▶ **INSTRUCTIONS TO FOLLOW**
Among the entries below, find every line that contains the string "JSON", then copy it.

▶ **Dataset rows for apps and sites**
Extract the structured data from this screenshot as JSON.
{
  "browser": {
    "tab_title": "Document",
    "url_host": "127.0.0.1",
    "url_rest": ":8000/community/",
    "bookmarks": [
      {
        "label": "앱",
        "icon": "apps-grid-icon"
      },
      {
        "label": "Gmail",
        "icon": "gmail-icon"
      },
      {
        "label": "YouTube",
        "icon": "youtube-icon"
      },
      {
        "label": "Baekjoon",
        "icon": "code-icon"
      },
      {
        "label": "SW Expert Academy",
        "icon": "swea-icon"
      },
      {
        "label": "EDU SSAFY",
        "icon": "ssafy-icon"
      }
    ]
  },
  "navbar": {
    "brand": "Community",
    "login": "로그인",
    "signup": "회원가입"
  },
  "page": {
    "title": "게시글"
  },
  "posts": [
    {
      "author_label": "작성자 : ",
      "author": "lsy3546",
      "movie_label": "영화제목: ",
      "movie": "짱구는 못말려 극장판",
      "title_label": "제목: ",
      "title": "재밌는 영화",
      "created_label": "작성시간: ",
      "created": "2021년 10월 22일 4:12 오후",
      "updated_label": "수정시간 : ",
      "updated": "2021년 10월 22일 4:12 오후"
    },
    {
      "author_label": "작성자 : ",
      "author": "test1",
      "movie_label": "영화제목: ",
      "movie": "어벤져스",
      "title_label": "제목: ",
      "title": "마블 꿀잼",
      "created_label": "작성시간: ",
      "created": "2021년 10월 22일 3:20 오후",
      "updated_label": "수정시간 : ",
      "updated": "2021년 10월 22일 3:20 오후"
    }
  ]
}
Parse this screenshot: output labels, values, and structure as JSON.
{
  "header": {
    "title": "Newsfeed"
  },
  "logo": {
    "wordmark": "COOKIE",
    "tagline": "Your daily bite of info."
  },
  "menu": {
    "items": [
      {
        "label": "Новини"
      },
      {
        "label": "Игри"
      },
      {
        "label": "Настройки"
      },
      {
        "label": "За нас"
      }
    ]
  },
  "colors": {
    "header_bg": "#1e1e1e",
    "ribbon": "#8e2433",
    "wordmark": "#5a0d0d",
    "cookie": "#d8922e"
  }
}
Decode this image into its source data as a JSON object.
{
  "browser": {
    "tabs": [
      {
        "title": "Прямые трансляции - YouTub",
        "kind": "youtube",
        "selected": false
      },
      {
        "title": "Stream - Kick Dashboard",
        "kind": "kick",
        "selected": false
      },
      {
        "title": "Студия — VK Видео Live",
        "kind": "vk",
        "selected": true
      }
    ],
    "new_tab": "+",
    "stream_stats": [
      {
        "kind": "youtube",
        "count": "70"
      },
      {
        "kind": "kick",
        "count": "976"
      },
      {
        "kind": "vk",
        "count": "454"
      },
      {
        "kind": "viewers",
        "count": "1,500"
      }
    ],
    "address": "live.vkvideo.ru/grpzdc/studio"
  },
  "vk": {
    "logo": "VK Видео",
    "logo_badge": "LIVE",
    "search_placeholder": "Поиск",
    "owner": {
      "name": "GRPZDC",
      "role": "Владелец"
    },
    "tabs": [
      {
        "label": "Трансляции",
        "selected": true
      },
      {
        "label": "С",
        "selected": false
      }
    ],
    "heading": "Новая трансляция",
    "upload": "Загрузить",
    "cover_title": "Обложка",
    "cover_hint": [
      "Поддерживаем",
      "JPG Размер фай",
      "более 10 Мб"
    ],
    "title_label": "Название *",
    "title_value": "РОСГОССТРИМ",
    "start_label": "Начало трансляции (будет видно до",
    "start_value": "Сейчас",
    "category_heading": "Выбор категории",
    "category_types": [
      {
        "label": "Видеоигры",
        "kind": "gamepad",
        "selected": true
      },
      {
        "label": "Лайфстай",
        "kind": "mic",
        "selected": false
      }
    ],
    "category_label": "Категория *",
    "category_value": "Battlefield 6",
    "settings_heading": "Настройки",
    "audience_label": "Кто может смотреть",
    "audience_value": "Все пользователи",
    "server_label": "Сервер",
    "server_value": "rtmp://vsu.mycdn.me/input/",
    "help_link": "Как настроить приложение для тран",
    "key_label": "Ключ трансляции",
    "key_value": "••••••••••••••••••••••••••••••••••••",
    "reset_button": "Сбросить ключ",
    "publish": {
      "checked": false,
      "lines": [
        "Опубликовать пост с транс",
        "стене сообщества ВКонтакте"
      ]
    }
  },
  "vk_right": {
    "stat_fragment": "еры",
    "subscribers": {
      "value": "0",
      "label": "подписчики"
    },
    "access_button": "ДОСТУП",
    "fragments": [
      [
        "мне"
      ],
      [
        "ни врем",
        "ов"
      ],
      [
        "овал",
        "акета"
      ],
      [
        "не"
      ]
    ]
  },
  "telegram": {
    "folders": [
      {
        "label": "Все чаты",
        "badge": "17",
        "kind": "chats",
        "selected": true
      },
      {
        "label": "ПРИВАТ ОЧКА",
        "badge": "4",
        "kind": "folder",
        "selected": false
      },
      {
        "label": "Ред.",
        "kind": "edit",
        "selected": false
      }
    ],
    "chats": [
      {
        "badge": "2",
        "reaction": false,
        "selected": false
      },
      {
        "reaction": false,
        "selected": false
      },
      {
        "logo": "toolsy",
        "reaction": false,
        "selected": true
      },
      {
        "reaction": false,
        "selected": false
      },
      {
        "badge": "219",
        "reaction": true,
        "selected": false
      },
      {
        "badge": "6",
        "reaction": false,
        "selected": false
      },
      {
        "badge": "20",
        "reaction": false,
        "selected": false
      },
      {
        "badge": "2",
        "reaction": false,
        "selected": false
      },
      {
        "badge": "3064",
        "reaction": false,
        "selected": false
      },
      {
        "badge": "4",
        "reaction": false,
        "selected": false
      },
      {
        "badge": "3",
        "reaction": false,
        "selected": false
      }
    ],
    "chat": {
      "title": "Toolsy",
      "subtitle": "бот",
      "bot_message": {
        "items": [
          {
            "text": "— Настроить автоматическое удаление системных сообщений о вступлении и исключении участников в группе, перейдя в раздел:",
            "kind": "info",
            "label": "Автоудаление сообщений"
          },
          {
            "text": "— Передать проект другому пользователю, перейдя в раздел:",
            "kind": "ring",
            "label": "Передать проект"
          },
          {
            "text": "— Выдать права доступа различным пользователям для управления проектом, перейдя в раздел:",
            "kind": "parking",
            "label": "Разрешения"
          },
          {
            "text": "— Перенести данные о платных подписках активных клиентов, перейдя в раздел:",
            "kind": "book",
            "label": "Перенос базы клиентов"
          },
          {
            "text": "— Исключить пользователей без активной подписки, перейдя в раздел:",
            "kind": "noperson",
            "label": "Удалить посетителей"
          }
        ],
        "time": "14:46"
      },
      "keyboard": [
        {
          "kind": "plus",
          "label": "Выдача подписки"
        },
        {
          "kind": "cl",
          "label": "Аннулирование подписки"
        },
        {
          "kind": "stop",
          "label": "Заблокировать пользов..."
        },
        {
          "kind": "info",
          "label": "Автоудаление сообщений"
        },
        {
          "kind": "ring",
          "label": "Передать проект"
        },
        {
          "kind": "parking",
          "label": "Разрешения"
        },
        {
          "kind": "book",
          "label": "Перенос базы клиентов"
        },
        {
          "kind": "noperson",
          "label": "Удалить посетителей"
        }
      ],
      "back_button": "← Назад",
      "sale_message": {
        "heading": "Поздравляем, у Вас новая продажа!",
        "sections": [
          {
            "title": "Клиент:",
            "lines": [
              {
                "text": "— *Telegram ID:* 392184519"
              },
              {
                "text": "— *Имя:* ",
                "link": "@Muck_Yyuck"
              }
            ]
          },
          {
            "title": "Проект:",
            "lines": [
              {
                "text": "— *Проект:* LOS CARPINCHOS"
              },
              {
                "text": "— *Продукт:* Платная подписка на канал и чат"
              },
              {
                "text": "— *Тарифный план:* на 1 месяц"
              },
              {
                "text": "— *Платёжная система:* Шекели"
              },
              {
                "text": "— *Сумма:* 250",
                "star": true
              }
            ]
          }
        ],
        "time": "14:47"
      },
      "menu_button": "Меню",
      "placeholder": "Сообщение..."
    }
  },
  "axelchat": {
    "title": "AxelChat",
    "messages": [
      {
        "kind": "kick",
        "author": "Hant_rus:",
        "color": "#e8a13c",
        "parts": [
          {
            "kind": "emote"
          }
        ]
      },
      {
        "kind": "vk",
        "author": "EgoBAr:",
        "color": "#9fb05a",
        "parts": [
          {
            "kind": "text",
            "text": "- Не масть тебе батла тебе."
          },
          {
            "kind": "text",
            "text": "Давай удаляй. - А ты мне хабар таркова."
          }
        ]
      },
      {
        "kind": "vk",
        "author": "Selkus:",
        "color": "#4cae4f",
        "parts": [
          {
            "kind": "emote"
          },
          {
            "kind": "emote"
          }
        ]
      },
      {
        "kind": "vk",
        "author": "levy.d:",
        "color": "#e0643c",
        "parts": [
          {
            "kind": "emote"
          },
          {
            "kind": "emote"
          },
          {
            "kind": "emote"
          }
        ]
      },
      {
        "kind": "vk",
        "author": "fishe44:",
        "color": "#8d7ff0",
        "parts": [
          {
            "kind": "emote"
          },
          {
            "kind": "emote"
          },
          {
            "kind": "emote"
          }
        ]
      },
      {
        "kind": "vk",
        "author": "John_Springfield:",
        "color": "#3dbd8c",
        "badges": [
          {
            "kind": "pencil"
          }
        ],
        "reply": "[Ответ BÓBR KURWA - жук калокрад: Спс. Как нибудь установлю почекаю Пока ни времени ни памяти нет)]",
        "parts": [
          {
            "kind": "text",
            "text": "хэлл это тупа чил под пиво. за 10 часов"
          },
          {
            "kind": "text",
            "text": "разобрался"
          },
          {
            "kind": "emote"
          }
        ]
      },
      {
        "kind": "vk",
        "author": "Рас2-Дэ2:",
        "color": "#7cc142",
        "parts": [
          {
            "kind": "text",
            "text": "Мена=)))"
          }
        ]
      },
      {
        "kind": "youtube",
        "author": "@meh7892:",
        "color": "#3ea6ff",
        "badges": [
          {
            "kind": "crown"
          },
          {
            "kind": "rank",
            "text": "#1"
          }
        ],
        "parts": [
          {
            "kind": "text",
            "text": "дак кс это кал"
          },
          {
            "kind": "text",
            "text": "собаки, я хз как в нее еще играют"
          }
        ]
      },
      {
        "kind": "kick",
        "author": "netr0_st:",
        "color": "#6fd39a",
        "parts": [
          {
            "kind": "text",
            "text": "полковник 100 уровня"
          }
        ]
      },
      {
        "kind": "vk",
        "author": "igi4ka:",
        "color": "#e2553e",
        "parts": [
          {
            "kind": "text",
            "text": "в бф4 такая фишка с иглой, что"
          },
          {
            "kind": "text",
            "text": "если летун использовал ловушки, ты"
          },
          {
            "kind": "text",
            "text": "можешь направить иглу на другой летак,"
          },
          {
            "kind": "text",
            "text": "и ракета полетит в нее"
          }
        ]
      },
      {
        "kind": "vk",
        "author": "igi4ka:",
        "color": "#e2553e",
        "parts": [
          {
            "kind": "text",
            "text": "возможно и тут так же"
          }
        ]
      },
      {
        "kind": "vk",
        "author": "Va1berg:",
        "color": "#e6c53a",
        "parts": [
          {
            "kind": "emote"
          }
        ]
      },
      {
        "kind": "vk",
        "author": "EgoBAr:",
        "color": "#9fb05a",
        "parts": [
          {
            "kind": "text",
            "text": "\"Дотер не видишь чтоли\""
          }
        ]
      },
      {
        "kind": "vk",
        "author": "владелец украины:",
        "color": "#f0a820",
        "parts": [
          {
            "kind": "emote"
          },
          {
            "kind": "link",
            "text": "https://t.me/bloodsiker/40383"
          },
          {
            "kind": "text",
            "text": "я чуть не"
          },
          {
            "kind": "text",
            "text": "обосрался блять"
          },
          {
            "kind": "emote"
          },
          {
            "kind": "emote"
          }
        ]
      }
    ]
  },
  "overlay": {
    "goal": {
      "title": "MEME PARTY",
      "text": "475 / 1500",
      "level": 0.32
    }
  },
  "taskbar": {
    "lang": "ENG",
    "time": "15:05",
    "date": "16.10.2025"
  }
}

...

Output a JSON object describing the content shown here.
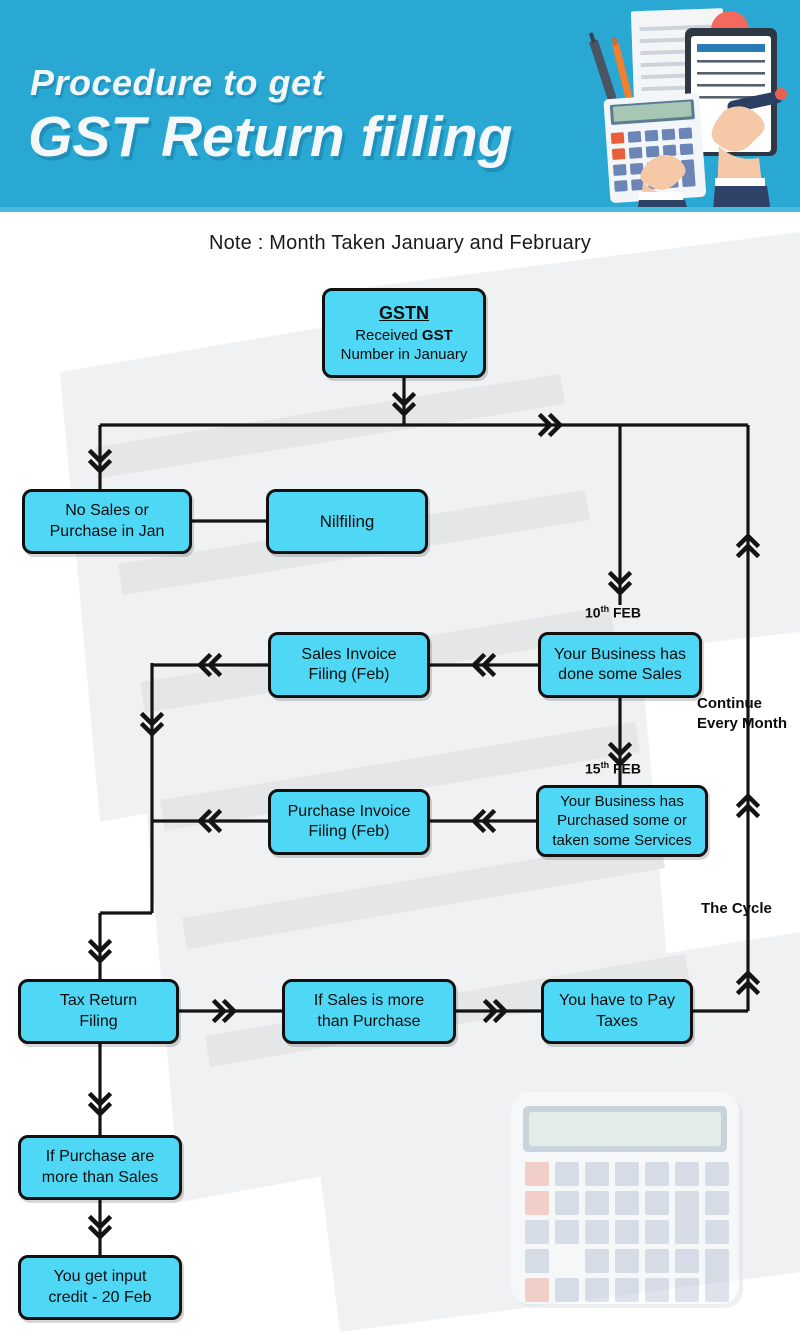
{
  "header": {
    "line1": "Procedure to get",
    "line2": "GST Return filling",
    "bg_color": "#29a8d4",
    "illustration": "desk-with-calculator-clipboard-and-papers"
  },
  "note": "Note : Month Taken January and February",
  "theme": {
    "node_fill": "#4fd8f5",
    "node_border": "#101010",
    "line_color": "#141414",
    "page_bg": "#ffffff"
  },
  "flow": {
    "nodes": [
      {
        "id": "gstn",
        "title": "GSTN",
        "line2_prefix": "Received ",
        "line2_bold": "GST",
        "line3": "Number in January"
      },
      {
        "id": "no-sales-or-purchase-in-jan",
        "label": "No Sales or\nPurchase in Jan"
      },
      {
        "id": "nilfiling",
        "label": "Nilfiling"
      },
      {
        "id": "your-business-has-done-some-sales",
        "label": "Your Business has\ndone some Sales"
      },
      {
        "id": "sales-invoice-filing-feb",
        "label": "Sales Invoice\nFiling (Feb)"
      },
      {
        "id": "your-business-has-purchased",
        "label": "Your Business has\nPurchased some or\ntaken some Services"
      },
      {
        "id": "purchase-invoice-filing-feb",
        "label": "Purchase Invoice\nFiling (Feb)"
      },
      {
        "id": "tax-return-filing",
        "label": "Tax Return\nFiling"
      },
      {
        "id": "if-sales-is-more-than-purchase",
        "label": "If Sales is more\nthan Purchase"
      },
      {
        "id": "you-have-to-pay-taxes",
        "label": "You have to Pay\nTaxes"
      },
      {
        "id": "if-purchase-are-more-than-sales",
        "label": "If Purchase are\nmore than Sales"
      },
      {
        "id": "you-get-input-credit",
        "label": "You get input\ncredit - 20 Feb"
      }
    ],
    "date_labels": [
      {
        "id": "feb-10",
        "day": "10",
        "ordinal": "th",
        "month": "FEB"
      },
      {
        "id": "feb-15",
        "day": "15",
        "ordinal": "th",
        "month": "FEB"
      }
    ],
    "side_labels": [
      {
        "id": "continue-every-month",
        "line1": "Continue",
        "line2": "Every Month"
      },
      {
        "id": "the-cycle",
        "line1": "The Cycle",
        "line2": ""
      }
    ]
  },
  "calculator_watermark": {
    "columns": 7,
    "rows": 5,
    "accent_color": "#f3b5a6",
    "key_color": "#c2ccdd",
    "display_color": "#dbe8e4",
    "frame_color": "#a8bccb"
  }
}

▶ **EXERCISE SOLUTION**
Extract the structured data from this screenshot as JSON.
Parse this screenshot: output labels, values, and structure as JSON.
Decode this image into its source data as a JSON object.
Output a JSON object describing the content shown here.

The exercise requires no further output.